Backing out of a real estate deal: what to look forApr 17 2023
With the shift in the housing market, we’ve received many calls by buyers wanting to get out of deals or sellers after the buyer failed to complete the sale. This post focuses what you should look for in your contract and the potential risks for breaching a contract for purchase and sale of a property.
Can you get out of the deal?
The sale of real estate must be in a written contract. In general, you are bound to keep the promises you have agreed to in a contract that you have signed. For advice on a particular scenario, you need to speak with a lawyer.
Again, generally speaking, if one of the parties is ready, willing, and able to complete the contractual deal and the other party is not, the non-completing party has breached the agreement. In this day and age this typically looks like the seller being ready to complete, but the buyer does not have the money.
Breaching a contract carries certain consequences that depend on what your contract says.
What to look for in your contract:
Check the subjects:
One of the ways an agreement can be ended without being considered a breach, is if the wording of the agreement itself allows for the contract to be terminated.
A ‘condition precedent’ or a ‘subject’ is a contractual term that says, “If ‘x’ event occurs or does not occur, the deal will not complete.”
You commonly see subjects such as “subject to inspection” meaning that the buyers will not be considered to be bound to complete the deal until they have obtained a satisfactory home inspection, for example.
However, if the reason you are wanting to terminate the contract is not a reason listed in the agreement itself, you have likely breached the agreement. That is, if your sale is subject to inspection and you are now not wanting to complete because interest rates have increased then you are likely in breach of the agreement.
You cannot rely on external representations:
Note that most standard-form purchase and sale agreements contain a clause stating that no external promises, representations or warranties can be relied on outside of the contract.
This means that if you went into a deal based on a verbal promise from the seller, a builder -or even your own realtor- you cannot rely on that promise. If the promise is not fulfilled or the representation was false, this is not a valid reason for you to breach the contract.
You would have to draw on other legal doctrines, such as negligent misrepresentation of a professional person, to argue that perhaps these parties are liable for your reliance on their promises.
What are the risks?
Breaching a contract attracts the risk that the innocent party will bring a claim against you: either for monetary compensation, or for specific performance to enforce the terms of the contract.
Damages or monetary compensation in most cases:
The basic principle in damages for breach of contract is that the parties should be put in the position they would have been in had the contract been properly completed.
You should check whether your contract has a term limiting damages to the amount of the deposit. This means one or both parties may not be able to ask for more money after a deal falls apart.

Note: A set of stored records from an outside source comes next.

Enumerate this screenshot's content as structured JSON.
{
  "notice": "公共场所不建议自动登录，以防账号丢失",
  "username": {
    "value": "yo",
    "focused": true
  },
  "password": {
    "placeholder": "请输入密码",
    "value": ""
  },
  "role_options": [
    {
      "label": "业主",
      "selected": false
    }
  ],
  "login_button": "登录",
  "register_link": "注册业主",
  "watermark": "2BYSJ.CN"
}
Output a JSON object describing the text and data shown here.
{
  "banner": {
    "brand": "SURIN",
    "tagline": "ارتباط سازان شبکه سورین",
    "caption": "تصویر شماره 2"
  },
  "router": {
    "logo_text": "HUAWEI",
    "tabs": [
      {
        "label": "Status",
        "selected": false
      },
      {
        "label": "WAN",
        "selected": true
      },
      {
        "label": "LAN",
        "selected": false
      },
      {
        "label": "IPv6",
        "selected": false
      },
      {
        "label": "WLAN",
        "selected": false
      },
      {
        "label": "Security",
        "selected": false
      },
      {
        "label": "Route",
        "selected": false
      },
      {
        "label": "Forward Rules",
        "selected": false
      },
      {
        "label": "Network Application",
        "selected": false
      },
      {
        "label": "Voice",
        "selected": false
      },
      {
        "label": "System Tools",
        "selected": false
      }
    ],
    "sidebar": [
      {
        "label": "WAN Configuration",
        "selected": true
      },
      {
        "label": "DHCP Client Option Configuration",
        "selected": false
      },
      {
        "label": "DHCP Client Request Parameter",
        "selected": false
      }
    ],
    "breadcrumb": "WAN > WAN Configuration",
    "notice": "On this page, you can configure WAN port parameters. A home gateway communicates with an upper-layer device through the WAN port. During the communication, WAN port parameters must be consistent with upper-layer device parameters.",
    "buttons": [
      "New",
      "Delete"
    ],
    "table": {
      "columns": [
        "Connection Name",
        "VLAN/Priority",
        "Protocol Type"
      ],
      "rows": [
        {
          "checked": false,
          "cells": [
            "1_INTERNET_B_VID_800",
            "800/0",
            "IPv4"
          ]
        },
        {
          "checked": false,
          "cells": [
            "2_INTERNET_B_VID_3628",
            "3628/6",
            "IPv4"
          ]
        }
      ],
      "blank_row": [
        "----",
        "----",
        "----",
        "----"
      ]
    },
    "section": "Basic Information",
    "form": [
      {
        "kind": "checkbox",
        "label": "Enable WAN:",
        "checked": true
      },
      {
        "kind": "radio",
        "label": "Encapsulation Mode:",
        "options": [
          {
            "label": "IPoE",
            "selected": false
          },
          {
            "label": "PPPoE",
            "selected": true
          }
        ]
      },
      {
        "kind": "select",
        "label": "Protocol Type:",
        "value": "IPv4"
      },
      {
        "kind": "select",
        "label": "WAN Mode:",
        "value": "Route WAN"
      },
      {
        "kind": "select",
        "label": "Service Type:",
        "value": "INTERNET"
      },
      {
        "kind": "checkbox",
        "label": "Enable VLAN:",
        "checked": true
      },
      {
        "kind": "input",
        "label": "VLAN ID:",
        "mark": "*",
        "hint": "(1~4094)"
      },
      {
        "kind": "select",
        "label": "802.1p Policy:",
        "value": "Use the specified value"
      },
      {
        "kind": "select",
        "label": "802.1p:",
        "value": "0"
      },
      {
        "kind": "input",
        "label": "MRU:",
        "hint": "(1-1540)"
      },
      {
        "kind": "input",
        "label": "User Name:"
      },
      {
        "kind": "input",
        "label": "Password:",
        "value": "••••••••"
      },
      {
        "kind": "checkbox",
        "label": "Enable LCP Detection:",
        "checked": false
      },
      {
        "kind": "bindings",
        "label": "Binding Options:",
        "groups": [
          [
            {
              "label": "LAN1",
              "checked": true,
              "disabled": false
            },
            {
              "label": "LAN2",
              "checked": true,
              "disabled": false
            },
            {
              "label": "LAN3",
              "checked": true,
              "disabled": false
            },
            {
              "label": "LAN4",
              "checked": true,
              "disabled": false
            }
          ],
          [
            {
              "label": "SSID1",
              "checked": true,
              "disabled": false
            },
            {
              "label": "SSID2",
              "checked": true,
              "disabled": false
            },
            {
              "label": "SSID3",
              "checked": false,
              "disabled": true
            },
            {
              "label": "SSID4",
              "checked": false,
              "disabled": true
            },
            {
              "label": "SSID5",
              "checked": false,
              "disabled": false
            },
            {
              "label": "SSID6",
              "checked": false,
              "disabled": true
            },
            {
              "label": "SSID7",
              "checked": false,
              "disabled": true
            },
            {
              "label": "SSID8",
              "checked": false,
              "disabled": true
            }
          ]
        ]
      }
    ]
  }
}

If there is no term stipulating the loss of the deposit either way, then the presumption is that an innocent seller is entitled to keep this deposit where the buyer breaches the contract. The buyer, in limited circumstances, is able to make arguments in ‘equity’, a sub-area of law allowing the court to decide otherwise where this presumption would result in disproportionality or unfairness.
An innocent party cannot claim monetary compensation for losses that could have been reasonably avoided.
This is the duty to mitigate: i.e., to find another property or to re-list your property on the market for resale in a reasonable amount of time.
Whether the breach of a contract occurs in a rising or a falling real estate market can impact the analysis. For example, if you were able to sell the property for more money due to a sale not completing, you probably do not have damages against the original purchasers. Alternatively, if prices have gone down and you can only sell for less than you may be owed the difference in the sale prices.
Specific performance where property is unique:
In extraordinary cases, the deal you contracted for was on a property so unique and rare that monetary compensation may not make up for what you will lose. It may be that the location and/or aspects of the house are very specific to the needs of your family which are not available in other properties.
If this is the case, the court may order that despite the breach the property must still be transferred. You will want to continue to follow the terms of the contract as best you can to argue that the contract is still alive and should be enforced on the other party.
To find out more about the breach of real estate contracts and the type of legal remedies that may be available to you, you can reach our Civil Litigation Team by calling our office at 604-853-0774 to request a consult today.